Public Image Limited
A prelude to something… made of music-type sounds and moving-type images.
Everyone knows the Sex Pistols, but here’s some Public Image Limited, John (Johnny Rotten) Lydon’s post-Pistols’ self-destruction musical endeavour. The band name comes from Lydon’s assessment of deceased Pistols band-mate Sid Vicious, “Poor Sid. The only way he could live up to what he wanted everyone to believe about him was to die. That was tragic, but more for Sid than anyone else. He really bought his public image.”
In my humble opinion, PiL was Lydon’s songwriting and musical abilities at their best, well-supported by a changeable troupe of excellent musicians.
Do yourself a favour, and press ‘Play’ on these babies:
‘Public Image‘ (1978): lots of throwback to his recent (at the time) punk-rock journey, all on a heavy ‘dub’ base, with lashings of almost early-80’s new-wave guitar styling. Here you can see and hear that maybe something good has come of the Pistols’ pyre.
‘Death Disco‘ (1979): this is PiL and Lydon carving their output into something later called ‘post-punk’. It’s an over-used genre descriptor, but this song is, I think, what most true post-punk and a lot of electronica music leans on – it’s drawing on so many new and under-appreciated (at the time) musical styles that slot in seamlessly to build up a genuinely hypnotic aspect.
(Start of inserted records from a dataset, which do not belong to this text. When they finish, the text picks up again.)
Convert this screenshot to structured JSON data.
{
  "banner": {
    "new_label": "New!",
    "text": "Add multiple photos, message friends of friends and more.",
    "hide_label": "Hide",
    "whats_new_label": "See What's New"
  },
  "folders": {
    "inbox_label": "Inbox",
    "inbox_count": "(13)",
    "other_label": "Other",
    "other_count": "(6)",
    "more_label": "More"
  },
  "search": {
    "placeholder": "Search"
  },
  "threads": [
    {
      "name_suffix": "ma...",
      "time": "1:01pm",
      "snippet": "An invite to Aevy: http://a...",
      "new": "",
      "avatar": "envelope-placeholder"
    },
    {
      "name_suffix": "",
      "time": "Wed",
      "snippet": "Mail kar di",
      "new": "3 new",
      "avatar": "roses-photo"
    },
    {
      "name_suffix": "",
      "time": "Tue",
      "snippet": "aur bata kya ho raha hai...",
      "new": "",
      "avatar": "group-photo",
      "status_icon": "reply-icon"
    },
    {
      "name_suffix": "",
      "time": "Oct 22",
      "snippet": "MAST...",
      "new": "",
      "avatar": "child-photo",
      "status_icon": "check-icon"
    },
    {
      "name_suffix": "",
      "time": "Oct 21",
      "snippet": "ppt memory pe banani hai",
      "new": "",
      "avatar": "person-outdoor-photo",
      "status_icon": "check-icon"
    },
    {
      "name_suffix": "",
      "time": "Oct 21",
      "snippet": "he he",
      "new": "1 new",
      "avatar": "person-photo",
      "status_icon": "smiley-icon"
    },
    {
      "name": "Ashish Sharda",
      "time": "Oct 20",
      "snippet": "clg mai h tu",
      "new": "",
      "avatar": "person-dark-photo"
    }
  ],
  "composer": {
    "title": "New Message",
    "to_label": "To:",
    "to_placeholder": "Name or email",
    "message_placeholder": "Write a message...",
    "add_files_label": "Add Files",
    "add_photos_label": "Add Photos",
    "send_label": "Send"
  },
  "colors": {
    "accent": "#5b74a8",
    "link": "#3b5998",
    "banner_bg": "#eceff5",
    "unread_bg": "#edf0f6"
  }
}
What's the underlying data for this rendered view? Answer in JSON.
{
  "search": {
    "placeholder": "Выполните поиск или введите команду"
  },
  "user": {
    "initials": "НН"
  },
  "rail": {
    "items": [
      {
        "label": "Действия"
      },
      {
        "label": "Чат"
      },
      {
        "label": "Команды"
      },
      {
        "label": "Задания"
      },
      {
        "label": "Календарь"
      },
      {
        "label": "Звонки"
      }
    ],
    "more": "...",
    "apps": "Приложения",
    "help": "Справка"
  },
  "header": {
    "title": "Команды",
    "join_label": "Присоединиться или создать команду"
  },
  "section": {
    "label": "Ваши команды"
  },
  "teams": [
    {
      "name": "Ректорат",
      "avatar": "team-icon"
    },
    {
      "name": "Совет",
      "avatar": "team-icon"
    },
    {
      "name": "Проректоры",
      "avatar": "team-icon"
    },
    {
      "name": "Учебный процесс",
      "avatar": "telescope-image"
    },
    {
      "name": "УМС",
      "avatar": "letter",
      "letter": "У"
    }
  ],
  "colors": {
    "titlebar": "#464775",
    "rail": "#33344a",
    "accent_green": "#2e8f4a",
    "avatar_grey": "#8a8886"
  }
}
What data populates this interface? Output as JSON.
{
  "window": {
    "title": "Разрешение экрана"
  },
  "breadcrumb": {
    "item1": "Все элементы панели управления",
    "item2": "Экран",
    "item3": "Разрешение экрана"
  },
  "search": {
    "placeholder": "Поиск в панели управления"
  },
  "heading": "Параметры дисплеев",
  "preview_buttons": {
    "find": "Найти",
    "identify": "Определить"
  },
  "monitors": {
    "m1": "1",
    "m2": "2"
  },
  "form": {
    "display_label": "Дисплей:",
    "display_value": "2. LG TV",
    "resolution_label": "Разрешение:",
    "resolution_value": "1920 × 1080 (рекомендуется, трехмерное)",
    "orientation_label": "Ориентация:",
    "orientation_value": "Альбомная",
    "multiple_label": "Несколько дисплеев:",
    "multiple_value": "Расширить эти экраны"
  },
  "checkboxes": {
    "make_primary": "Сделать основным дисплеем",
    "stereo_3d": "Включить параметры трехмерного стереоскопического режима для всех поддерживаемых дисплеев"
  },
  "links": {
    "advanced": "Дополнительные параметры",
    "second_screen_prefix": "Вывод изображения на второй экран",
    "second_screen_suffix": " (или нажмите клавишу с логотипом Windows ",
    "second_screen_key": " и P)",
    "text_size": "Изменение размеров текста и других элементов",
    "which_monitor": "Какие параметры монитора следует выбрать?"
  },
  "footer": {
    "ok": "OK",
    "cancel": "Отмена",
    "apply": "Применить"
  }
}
It’s a watermark in the transition from the messy and anarchic to the skillfully arranged and crafted. And it’s dark and it says something, to someone.
‘This Is Not A Love Song‘ (1983): more subdued punk-rock affectations, with Lydon really holding on to that unmistakable Sex Pistols vocal style, but now much more evolved and polished – overlaid with unmissable synthesizer and sounding ‘poppy’, complete with lyrics taunting the punk fan-base: “I’m crossing over”… PiL copped a battering from fans and press for ‘selling out’… Somehow I don’t think Lydon cared.
‘Rise‘ (1986): this is probably PiL’s best-known track, heaps of airplay, and it was one of a fleet of ‘uplifting’ and anthemic anti-apartheid tracks coming out of the UK at that time. This track contains two of the most memorable lines in modern music, lifted and used elsewhere many times since: “the written word is a lie”, and the repeat-to-fade “anger is an energy”. Lydon is clearly still keen to provoke questioning of the accepted reality, and not leave us wondering where he has come from or who he is, only now with a very healthy musical pedigree of his own that is now cemented and still influential today.
Anyway, that was a little musical tour through what was born after the infamous Sex Pistols self-immolated. For no other reason than because I wanted to run a little musical tour tonight…
Crank it. No, really, I mean it. Enjoy!
NOTE: I’ve had a report or two from the fair continent of North America of non-visibility/failure to load for the video embeds. It may be a regional access control thing, or a ‘vevo’ thing, or both, or something different. Apologies if this has happened to you. Gosh-darn technomology…